Wednesday, November 17, 2010

Of Teenagers and Broken Bones and Autism

I try to limit what I share on my blog these days about Austin. It's not that I don't want to tell about his life or our homeschooling adventure, it's just that he has become very self-conscious about his struggles. I don't want to embarrass him in the interest of sharing our story, but I also started this blog as a way to put out there for others the real ups and downs that we experience. I wanted to be able to share our struggles, not only to show that we have struggles, but also to show that we muddle our way through them.

And this fall has been a struggle for Austin (and then, of course, us) of the sort of magnitude that I can barely begin to describe.

He is still recovering from the ankle injury in September. Who knew that a broken bone would take this long to heal? Last week he got his cast off, and a boot on. Not having any experience in the area of broken bones and casts, I assumed he would get the boot on and walk out of there under his own power. Unfortunately, that didn't happen. He can put weight on the leg for a few minutes at a time, but for the most part, he still has to walk around on crutches. The doctor didn't seem surprised by this (unlike me), and told us that while it was healed, the leg would be sore for a few weeks. We go back after Christmas for another appointment, at which point if Austin's not walking, I will be asking for a referral to physical therapy for him.

Yesterday he did join the girls and me at the pool. It wasn't easy to get him in and out of the water, but we managed. And he swam some laps with me. I made sure he took it easy, since he hasn't had any physical activity in nearly 2 months. I lost count while trying to do my own laps, but I think he did at least 5-6 laps of his own before he got out. We go to the pool just about every week, so he'll be able to continue the water exercise. I hope that will help to loosen up his foot and make it easier on him.

One bright note: he is able to play drums with the boot on.

To add to the complete wreck that has been fall at the BPA, Austin also came off his seizure medication. He started weaning off the meds in July, and took his last dose on the day of his ankle surgery. We had noticed some side effects of with each drop down in dosage (coinciding with the beginning of each new month). I did some research and learned that this medication is also used as a mood stabilizer for bipolar disorder. Then the complete weaning, coupled with the drastic change of a broken ankle/cast/losing his baseball season/losing the ability to self-regulate through pacing, has really been the hardest thing that we've had to experience in the last few years. I'm praying that, when all this is over, he will slowly return to normal. However, I have already decided that once he is able to walk and run again, if his mental state does not seem to be clearing out... we will need to seek outside intervention. I'm not sure what that will look like, but we'll start with the developmental pediatrician for recommendations. He simply can't spend the rest of his life feeling this way and having the sorts of thoughts he has been having.

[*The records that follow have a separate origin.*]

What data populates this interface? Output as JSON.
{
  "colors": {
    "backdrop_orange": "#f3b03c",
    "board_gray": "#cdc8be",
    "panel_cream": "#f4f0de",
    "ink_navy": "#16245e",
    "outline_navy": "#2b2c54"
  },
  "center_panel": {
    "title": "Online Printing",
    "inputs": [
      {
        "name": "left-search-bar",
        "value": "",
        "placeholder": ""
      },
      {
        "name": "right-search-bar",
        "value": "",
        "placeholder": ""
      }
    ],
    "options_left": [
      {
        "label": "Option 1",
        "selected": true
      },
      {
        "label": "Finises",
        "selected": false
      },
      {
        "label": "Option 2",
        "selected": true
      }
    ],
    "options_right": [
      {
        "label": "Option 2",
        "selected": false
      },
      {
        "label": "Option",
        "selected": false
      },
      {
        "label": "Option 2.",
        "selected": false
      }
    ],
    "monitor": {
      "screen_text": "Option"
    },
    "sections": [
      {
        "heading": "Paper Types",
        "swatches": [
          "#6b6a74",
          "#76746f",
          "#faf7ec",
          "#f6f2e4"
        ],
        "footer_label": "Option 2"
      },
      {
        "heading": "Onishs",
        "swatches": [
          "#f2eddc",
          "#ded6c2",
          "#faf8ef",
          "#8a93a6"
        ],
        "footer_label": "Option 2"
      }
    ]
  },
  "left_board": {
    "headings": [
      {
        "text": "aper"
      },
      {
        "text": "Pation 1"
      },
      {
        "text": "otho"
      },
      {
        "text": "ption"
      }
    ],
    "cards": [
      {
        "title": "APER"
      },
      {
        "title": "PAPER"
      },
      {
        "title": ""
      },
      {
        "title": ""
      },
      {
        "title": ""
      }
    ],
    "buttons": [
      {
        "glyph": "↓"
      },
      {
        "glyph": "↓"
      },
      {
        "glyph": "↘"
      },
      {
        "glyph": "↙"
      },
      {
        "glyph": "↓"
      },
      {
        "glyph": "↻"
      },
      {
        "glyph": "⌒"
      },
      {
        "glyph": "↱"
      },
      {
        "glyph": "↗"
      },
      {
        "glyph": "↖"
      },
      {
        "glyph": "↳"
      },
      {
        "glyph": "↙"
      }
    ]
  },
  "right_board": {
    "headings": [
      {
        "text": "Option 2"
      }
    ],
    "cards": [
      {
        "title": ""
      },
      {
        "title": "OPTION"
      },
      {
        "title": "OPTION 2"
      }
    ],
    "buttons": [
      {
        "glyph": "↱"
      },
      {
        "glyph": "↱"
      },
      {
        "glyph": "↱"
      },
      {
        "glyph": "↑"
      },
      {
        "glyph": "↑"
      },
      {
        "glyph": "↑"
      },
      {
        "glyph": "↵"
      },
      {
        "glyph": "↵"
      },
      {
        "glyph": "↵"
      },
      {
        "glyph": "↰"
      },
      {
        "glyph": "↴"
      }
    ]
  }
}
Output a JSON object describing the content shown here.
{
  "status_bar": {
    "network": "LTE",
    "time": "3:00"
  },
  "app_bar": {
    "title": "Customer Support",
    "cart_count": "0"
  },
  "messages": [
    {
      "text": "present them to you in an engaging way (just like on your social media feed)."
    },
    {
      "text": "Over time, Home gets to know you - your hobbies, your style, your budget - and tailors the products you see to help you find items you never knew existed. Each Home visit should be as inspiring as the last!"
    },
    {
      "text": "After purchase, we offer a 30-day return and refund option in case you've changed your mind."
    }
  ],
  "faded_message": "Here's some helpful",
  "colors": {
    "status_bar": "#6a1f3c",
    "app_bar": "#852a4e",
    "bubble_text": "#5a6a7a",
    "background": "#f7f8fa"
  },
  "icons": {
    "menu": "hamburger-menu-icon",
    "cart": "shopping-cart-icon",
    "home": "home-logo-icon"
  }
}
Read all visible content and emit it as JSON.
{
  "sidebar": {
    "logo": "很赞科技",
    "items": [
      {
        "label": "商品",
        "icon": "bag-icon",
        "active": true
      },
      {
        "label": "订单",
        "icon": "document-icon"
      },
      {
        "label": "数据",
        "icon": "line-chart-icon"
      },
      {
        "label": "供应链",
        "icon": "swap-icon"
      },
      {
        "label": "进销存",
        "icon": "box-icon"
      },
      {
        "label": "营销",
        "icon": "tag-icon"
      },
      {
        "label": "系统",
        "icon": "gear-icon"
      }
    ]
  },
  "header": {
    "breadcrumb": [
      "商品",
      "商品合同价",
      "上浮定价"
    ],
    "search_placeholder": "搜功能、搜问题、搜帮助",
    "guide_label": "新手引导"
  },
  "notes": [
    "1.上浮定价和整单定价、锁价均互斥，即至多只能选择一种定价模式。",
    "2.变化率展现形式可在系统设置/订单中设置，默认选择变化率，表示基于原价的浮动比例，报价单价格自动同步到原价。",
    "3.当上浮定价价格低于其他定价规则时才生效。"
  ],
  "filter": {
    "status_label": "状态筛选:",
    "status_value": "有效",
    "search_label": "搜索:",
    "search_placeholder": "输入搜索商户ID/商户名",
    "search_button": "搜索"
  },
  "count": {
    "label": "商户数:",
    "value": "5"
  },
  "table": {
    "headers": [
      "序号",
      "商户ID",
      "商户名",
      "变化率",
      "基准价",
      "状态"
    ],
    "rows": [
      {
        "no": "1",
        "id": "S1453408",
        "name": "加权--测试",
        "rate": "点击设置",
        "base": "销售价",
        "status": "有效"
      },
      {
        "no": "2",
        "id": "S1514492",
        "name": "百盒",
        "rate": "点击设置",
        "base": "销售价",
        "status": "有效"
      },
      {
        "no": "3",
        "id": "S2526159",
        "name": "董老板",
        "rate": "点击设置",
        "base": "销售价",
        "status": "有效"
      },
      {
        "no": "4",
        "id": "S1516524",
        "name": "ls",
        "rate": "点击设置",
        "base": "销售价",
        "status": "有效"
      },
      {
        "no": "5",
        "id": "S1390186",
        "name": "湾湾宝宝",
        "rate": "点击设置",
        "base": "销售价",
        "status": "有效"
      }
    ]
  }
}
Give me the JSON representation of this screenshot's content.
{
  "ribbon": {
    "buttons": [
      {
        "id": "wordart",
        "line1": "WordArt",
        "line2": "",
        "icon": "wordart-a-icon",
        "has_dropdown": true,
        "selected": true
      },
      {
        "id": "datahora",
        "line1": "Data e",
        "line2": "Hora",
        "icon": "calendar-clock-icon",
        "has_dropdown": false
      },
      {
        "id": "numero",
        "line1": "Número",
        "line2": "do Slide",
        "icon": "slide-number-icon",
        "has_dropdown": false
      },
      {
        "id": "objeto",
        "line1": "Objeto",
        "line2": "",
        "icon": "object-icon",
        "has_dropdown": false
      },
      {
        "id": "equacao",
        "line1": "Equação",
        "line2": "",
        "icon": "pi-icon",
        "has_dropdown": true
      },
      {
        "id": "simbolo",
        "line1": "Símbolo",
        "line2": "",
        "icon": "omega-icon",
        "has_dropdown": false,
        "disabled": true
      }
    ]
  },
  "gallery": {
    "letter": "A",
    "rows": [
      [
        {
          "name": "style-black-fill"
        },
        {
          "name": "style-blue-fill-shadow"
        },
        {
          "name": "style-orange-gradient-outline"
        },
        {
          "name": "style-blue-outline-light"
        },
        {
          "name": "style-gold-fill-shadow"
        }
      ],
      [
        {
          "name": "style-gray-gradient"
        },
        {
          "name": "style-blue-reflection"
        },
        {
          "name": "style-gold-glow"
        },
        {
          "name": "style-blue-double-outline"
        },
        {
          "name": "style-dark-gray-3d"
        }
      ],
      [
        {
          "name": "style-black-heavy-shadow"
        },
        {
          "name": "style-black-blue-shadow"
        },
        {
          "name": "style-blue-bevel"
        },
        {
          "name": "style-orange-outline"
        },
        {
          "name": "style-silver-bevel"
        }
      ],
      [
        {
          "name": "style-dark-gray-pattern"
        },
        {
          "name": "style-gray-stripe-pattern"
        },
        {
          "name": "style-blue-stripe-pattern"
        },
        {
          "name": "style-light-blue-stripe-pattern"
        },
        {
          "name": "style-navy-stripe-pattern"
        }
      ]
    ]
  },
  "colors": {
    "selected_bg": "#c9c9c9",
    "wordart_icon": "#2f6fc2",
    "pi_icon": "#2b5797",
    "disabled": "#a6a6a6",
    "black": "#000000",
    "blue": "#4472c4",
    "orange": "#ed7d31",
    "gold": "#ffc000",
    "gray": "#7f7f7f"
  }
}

We've been having lots of discussions about how many of this thoughts and feelings are those that most kids his age are having: being embarrassed about your family, being afraid you're going to say the wrong thing, feeling like you don't fit in. Austin has also been wondering about autism - and if he really has it or not. He said he doesn't feel like he fits in with other high functioning autistic/aspie kids any better than he fits in with NT kids. I can't imagine how that must feel... it reminds me of a quote from the "Rudolph the Red-Nosed Reindeer" movie: "Even among misfits, you're misfits."

Tomorrow is his half-birthday. We try to make those special by letting the half-birthday person choose fast food for lunch. Austin's still deciding - since I let him know that Longhorn Steakhouse is not my definition of fast food! ;) I pray for our family, and especially for Austin, that this second half of his fifteenth year of life will be filled with much more joy and peace than the first half has been.


Kellie said...

Thank you for sharing. With an eleven year old boy on the spectrum, I so appreciate reading about other's experiences who are a little further down this path than us. I'll be praying for you all -- it's been a tough few months for you all.

s'me said...

Hey, I've just started my Masters in SEBD (Social, Emotional and Behavioural Difficulties) and there are several children that are known to have been diagnosed with ASC when they had more of an SEBD need, mainly because SEBD isn't as well known as ASC became known. If that makes sense. It might be worth looking into though, as there are lots of ideas to help him along the SEBD route.